WHAT TO PRODUCE
Your answer should be exactly the lines from the one that contains "Extract the structured" through the final line of the entries below, and nothing else.

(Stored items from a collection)
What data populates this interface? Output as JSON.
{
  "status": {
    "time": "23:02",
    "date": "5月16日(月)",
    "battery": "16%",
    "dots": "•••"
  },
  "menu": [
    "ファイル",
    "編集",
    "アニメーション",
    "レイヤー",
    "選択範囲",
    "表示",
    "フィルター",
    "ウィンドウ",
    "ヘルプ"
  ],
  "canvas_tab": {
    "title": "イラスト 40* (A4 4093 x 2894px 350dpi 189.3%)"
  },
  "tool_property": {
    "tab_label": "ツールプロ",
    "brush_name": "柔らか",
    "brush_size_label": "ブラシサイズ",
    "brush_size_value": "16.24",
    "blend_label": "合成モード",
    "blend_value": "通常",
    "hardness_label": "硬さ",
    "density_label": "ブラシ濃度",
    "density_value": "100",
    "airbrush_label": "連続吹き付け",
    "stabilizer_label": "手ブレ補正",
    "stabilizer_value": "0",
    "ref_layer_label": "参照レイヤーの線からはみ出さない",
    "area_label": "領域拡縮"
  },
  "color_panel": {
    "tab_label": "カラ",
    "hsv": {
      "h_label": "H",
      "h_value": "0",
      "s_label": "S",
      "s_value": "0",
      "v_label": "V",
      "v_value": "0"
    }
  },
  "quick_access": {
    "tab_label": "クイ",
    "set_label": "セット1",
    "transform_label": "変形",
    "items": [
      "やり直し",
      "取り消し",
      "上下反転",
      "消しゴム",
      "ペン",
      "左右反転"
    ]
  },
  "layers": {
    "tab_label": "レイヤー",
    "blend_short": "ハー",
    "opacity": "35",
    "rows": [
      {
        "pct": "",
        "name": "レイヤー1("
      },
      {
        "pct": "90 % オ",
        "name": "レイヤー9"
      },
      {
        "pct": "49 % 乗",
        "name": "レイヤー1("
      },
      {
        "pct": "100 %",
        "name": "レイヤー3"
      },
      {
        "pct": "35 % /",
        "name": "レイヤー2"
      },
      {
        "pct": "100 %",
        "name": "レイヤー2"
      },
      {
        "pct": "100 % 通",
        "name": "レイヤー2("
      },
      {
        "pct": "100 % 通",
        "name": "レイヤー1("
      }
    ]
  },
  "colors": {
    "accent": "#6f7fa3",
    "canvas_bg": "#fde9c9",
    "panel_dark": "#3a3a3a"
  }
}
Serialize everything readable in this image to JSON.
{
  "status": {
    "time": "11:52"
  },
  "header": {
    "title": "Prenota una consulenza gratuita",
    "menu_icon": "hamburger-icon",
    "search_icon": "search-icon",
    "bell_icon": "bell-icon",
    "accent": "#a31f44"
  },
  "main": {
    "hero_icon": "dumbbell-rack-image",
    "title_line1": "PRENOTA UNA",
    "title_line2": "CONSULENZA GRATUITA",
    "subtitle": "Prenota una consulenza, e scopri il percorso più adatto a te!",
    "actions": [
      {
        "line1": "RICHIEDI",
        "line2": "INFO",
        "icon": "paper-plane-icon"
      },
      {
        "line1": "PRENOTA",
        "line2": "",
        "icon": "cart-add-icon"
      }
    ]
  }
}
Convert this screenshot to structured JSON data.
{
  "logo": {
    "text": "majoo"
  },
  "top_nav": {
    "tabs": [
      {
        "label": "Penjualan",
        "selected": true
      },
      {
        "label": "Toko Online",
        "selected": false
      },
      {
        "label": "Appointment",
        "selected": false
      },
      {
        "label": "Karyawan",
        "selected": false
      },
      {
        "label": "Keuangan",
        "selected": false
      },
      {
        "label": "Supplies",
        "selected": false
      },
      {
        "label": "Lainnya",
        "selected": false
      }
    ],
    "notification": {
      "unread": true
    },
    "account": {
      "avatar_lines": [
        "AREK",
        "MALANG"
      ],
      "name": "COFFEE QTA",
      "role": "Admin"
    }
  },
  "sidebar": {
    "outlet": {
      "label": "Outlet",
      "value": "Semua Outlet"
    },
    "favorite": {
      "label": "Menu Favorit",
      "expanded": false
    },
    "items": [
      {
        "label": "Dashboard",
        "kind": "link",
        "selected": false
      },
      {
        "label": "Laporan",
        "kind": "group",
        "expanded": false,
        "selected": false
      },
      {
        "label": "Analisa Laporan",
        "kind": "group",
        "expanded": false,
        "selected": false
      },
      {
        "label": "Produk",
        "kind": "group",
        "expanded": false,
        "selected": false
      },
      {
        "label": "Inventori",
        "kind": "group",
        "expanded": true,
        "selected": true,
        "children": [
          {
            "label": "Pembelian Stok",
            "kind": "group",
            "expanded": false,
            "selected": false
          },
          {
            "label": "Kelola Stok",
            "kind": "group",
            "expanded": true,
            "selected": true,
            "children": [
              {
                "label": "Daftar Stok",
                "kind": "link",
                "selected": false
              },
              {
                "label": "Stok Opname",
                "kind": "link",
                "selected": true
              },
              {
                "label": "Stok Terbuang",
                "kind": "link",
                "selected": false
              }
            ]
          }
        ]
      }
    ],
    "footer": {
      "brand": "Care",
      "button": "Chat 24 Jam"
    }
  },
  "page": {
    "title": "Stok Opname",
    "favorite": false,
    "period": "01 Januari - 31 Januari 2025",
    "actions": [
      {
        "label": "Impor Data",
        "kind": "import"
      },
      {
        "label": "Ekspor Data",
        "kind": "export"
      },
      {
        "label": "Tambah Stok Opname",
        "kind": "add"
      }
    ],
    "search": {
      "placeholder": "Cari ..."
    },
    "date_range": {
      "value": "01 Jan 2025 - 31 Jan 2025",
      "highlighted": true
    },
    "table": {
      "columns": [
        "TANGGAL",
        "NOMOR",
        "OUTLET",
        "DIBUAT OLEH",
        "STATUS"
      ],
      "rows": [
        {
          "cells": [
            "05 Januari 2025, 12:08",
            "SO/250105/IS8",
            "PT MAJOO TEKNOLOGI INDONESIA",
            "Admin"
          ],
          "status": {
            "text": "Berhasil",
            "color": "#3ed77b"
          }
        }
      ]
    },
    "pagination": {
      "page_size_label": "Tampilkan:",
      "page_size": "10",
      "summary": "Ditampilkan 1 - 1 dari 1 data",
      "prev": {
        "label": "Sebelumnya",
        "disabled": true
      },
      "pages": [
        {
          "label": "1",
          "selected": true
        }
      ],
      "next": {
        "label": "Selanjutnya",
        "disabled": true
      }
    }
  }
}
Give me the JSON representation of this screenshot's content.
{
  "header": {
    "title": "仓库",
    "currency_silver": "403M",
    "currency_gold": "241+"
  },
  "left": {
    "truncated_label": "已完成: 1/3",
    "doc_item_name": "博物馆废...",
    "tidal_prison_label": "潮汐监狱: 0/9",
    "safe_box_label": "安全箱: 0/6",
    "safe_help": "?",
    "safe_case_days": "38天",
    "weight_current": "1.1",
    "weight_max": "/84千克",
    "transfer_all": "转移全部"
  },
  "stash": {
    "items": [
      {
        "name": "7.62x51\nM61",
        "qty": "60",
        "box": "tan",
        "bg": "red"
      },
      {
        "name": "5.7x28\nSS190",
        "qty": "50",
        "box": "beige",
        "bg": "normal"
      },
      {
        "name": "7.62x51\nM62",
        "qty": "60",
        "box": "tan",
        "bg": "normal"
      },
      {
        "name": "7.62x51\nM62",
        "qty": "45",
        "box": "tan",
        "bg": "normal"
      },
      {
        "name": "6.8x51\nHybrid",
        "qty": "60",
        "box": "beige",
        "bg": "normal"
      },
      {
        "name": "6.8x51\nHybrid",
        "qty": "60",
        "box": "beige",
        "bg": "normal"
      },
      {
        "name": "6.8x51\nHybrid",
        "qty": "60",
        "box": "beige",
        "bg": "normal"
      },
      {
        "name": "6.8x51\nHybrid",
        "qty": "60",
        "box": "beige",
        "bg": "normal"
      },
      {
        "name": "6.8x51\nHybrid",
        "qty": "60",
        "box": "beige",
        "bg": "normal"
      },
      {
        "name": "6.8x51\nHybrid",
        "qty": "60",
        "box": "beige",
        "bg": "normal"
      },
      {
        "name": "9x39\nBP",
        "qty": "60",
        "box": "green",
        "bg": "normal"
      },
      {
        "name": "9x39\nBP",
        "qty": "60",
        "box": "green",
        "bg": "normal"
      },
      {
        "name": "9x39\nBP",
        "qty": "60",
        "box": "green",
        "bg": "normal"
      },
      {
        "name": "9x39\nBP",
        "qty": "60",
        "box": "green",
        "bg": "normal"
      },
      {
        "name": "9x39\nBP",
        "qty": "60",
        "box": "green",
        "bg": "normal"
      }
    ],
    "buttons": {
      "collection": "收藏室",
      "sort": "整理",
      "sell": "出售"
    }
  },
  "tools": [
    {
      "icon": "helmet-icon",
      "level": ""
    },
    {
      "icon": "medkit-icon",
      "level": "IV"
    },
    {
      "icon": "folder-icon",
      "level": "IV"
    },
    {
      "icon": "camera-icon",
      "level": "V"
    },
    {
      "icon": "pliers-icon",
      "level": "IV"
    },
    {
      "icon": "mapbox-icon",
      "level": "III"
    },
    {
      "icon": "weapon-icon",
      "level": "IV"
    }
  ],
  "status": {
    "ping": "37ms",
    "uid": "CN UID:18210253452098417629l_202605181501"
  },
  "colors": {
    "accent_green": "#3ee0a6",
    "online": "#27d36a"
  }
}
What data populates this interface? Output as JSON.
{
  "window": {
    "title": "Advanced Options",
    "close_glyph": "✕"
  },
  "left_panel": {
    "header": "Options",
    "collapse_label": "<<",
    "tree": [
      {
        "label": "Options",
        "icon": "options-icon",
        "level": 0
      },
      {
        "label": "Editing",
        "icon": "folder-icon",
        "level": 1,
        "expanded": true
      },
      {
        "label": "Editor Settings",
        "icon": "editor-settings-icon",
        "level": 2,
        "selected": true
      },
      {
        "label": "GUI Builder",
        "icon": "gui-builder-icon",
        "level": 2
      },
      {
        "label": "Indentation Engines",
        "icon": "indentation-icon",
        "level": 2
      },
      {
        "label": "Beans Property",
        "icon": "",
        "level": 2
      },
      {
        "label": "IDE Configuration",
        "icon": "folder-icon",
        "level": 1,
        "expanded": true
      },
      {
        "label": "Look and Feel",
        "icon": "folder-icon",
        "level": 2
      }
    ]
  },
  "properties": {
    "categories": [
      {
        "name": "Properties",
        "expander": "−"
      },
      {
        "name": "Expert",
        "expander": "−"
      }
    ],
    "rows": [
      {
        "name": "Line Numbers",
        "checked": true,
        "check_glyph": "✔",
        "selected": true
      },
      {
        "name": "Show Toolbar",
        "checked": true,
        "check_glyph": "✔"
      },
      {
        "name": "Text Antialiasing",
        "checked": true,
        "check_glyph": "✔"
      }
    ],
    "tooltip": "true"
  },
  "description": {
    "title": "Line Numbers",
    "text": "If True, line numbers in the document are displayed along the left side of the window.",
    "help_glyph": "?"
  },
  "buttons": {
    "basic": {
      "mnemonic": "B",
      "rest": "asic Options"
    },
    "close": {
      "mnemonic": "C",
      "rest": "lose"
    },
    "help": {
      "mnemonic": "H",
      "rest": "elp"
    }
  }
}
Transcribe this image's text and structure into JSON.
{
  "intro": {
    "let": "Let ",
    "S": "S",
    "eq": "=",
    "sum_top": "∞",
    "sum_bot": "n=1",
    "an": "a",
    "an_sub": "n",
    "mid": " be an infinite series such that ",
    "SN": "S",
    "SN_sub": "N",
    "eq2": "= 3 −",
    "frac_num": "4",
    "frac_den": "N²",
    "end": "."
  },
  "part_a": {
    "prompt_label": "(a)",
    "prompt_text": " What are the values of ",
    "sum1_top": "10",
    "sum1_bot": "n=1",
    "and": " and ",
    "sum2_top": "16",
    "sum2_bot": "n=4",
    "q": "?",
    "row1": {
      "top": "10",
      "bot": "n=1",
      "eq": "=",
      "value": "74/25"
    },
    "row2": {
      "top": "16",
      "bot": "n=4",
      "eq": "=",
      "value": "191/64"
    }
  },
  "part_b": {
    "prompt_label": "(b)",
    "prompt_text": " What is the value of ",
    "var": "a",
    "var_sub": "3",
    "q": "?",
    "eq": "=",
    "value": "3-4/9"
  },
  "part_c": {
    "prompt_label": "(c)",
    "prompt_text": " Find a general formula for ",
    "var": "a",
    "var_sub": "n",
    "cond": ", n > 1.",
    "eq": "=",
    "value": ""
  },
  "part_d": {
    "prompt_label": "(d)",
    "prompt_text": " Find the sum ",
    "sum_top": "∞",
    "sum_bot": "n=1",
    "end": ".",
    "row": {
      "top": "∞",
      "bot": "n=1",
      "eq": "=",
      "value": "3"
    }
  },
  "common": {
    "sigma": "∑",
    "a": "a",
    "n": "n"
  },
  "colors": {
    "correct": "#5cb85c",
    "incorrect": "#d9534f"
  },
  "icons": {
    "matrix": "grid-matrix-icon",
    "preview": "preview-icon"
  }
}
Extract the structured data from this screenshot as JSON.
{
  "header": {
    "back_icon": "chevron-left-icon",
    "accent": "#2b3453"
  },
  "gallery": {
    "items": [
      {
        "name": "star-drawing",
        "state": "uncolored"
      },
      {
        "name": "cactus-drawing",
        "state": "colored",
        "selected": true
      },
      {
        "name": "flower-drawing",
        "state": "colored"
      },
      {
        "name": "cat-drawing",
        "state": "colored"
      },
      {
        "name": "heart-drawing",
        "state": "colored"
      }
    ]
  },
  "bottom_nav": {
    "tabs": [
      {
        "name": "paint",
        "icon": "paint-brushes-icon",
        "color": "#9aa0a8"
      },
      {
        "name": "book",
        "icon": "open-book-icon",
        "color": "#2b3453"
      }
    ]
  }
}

EXERCISE SOLUTION
Extract the structured data from this screenshot as JSON.
{
  "header": {
    "back_icon": "chevron-left-icon",
    "accent": "#2b3453"
  },
  "gallery": {
    "items": [
      {
        "name": "star-drawing",
        "state": "uncolored"
      },
      {
        "name": "cactus-drawing",
        "state": "colored",
        "selected": true
      },
      {
        "name": "flower-drawing",
        "state": "colored"
      },
      {
        "name": "cat-drawing",
        "state": "colored"
      },
      {
        "name": "heart-drawing",
        "state": "colored"
      }
    ]
  },
  "bottom_nav": {
    "tabs": [
      {
        "name": "paint",
        "icon": "paint-brushes-icon",
        "color": "#9aa0a8"
      },
      {
        "name": "book",
        "icon": "open-book-icon",
        "color": "#2b3453"
      }
    ]
  }
}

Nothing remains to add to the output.